Stored records:
^^^^^^^^^^^^^^^^
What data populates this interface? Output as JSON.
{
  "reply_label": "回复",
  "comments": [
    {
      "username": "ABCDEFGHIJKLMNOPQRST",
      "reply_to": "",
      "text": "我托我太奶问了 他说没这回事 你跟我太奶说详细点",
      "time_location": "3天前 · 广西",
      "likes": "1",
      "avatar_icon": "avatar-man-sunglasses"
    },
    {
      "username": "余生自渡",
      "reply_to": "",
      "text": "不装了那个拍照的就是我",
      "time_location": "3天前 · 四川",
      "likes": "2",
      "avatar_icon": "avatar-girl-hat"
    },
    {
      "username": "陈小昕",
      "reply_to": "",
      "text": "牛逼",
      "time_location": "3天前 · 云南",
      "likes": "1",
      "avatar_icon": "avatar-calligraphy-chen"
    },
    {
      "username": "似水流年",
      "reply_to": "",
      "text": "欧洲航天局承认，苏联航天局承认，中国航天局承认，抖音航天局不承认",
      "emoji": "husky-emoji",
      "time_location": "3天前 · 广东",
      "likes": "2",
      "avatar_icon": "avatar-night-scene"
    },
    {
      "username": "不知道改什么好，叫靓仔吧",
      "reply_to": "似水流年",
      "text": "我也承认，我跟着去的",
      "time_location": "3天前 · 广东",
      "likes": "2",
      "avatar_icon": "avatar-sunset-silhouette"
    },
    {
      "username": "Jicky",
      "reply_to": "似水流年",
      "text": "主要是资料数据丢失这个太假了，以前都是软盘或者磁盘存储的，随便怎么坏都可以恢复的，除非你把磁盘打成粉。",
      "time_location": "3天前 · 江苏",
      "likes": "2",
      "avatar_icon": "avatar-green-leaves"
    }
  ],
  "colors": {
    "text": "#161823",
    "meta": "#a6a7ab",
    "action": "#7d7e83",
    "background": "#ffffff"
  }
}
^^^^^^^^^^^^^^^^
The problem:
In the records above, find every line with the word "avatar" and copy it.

Answer to the exercise:
      "avatar_icon": "avatar-man-sunglasses"
      "avatar_icon": "avatar-girl-hat"
      "avatar_icon": "avatar-calligraphy-chen"
      "avatar_icon": "avatar-night-scene"
      "avatar_icon": "avatar-sunset-silhouette"
      "avatar_icon": "avatar-green-leaves"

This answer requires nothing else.